- A holistic approach and integrated practice, which Resolution members are well-placed to provide.
- Self-regulated parenting programmes.
- Good practice which looks beyond the discrete issue and considers how any given process will affect the parenting relationship. Our Pod structure is a good basis for local networks of professionals who promote an integrated approach to problem-solving issues between parents.
Much has been written about the proposed Part 3 protocol, aka the Surrey Initiative, which features as an addendum to the report. That is something that has received a mixed response within Resolution. Whilst few practitioners would deny that more needs to be done to enforce existing Part 3 of the Family Procedure Rules, there is not consensus that the Surrey Initiative is the right answer.
Whilst its aims are laudable, the ends to achieve those aims (including costs sanctions against clients and solicitors) are pointy and risk driving inappropriate cases into mediation for fear of sanctions; creating delay which, in children cases in particular, may be used tactically by one parent to the detriment of the other; and taking away one of the main bedrocks of mediation, ie its voluntary nature.
Some of these concerns begin to be countered by eg not putting the court process on hold as mediation takes place as an adjunct; and it would certainly be useful to produce some standard court order clauses for the use of DR complementary to the court process.

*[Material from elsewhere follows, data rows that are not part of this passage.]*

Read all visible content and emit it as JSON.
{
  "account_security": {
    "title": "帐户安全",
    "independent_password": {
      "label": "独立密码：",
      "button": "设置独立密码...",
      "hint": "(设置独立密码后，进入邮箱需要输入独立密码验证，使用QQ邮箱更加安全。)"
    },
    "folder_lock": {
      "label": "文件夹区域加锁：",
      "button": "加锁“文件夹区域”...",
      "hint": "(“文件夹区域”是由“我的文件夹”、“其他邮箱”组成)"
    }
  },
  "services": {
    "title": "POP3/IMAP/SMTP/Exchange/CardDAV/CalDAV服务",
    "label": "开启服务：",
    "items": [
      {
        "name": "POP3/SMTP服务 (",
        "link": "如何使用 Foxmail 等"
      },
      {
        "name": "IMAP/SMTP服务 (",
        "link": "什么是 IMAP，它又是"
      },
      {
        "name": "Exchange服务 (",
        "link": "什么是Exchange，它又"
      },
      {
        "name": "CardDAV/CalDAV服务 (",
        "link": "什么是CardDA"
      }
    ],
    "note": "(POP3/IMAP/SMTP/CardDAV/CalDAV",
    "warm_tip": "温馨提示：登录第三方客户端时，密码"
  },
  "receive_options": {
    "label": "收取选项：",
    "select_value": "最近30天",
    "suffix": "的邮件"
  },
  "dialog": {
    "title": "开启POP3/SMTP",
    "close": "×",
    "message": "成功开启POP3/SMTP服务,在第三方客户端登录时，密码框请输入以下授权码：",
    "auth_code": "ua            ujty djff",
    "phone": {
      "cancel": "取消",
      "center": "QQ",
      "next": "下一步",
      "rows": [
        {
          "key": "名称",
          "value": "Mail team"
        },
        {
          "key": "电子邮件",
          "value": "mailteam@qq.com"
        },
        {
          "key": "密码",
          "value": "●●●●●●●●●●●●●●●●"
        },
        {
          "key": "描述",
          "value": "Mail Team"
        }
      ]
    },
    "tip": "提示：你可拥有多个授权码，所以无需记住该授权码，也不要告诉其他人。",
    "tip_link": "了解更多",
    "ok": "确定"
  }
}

And many feel that the protocol is better suited to money cases than children cases. But a better focus would arguably be education – of the wider public, the legal profession and the judiciary – about the different types of DR which exist and the court’s existing powers. The carrot is far better than the stick.
In conclusion, and unsurprisingly, very much of what is captured within What About Me? chimes with what Resolution has long been pushing for – helping to steer more cases, where appropriate, away from the family courts; providing more resources to help families access information/advice; and ensuring the centrality of the voice of the child.
Our various committees have been considering the report and identifying the recommendations we are keen to support, in the context of broader work we are undertaking around Resolution Future Practice. We are mindful that Ministers, officials and the judiciary are dealing with competing priorities across all aspects of the justice system, and that there is ongoing uncertainty about the impact of the pandemic (both in terms of practice and the level of resource available to the MoJ and the administration of family justice more generally).
Most important, as we come out of the pandemic we have to assess how consumer needs – those we are helping with separation and divorce – have changed and how best we may serve them going forward.